Pick every line out of the entries below that holds the string "Creating", and report them.
--- SUPPLIED RECORDS ---
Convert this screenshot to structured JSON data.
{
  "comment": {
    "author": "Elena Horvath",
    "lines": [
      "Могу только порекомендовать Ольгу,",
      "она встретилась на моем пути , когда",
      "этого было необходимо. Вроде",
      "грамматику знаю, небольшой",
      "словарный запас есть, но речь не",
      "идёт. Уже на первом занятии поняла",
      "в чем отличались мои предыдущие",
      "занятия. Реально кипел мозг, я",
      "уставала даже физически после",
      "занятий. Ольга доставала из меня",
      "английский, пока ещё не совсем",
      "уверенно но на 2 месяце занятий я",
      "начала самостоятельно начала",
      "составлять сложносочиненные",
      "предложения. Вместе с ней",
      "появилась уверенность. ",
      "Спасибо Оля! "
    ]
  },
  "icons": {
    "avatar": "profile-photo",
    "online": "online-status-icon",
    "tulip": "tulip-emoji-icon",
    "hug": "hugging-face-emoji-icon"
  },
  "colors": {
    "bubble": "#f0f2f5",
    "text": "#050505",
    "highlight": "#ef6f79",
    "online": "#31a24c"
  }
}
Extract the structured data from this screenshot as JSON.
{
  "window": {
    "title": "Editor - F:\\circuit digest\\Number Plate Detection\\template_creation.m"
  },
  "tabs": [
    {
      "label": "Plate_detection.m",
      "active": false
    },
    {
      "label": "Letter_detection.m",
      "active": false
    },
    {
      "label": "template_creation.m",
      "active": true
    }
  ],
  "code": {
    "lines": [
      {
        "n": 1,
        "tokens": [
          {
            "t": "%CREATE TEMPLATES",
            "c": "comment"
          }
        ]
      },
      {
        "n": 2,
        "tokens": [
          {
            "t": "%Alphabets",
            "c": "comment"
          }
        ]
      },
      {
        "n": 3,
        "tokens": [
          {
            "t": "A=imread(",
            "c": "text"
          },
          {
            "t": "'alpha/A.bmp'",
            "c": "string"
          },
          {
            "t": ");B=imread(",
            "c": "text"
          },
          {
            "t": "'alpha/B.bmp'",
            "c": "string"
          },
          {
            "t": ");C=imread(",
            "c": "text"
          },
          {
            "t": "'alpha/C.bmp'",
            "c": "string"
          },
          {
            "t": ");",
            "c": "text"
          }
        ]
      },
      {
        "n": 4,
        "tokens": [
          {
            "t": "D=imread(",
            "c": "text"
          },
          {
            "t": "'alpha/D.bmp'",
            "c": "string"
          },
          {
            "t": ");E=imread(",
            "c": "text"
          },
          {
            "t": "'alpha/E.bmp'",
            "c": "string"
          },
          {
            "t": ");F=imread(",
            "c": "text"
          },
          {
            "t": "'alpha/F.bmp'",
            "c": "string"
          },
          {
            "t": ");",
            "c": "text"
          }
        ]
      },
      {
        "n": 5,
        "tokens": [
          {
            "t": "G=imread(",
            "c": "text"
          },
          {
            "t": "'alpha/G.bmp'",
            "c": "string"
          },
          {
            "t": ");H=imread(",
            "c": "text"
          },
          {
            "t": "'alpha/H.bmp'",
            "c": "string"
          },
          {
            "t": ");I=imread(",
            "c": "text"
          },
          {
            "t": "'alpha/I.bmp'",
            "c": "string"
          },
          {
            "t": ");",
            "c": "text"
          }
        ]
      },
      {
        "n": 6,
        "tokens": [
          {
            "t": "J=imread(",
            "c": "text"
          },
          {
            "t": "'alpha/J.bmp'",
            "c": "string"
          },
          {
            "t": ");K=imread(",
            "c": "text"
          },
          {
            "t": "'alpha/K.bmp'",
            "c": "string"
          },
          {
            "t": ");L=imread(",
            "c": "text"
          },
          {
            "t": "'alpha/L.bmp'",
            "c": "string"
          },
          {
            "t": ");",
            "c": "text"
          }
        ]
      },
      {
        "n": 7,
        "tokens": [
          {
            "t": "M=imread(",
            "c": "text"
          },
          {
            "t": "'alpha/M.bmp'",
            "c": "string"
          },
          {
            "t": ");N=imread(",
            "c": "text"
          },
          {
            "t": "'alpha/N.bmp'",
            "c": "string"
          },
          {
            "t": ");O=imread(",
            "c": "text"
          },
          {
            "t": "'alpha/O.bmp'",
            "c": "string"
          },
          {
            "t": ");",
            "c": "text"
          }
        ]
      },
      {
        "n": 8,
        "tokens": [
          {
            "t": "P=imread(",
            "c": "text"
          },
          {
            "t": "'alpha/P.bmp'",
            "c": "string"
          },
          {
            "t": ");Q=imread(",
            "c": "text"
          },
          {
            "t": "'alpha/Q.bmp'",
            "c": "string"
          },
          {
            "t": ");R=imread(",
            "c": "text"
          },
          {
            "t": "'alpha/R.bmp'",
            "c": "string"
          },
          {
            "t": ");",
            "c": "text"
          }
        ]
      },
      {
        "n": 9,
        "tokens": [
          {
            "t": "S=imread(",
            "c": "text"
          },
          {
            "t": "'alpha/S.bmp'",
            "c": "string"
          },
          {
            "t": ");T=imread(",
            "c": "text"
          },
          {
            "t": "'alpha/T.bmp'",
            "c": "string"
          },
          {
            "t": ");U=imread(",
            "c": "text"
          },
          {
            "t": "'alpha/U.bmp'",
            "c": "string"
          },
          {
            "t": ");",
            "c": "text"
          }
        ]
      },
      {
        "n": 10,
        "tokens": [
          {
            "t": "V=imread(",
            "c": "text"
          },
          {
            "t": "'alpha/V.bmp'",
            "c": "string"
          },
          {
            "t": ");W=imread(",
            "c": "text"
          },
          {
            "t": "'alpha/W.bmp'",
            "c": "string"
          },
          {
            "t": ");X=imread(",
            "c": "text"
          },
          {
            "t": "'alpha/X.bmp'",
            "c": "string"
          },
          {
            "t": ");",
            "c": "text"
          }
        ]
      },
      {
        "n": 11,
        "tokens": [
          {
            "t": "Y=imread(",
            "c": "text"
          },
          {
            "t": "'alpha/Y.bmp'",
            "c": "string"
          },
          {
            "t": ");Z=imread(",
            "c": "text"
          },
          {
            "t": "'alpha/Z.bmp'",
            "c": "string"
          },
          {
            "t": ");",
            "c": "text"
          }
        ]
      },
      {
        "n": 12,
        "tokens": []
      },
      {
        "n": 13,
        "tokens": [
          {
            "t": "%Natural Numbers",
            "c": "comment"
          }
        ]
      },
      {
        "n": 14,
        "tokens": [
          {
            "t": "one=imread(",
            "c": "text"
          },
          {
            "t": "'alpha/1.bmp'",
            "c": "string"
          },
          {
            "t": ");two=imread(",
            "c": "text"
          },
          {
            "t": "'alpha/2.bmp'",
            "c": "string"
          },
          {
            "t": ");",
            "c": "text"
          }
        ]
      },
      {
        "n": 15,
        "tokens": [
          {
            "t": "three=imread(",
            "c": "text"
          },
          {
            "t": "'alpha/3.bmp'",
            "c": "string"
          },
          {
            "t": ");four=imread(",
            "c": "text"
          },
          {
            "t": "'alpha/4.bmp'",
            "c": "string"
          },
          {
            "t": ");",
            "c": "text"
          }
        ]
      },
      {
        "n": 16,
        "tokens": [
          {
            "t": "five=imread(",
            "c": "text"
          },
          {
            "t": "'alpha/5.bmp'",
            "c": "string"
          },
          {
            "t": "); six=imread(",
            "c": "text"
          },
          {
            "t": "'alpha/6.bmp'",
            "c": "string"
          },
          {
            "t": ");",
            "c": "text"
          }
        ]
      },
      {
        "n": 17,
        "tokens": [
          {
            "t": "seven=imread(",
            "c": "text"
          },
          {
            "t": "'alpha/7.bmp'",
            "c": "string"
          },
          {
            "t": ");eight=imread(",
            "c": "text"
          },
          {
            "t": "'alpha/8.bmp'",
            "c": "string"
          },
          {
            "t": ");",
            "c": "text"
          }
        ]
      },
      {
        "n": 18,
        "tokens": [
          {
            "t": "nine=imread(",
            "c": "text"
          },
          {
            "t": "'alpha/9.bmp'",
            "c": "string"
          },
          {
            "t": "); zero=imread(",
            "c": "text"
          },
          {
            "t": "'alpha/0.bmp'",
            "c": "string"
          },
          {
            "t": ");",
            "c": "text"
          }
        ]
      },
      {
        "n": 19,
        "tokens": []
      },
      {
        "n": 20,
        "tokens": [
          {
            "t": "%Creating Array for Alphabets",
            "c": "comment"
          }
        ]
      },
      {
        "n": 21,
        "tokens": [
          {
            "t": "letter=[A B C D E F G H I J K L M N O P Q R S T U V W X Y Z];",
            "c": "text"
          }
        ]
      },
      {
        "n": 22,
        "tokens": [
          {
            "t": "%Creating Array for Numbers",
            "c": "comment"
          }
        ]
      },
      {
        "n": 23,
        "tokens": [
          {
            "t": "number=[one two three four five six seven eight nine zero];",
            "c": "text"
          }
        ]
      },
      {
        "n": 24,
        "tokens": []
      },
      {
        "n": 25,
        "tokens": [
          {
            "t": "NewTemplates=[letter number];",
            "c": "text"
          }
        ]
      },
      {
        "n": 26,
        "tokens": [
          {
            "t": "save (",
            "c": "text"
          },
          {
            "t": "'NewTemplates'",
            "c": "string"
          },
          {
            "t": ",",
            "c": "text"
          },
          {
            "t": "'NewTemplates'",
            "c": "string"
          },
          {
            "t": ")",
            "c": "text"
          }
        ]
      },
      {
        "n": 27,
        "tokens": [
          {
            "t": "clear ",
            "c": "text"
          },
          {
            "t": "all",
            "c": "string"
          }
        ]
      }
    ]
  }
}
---
## SOLUTION FOR THIS TASK
            "t": "%Creating Array for Alphabets",
            "t": "%Creating Array for Numbers",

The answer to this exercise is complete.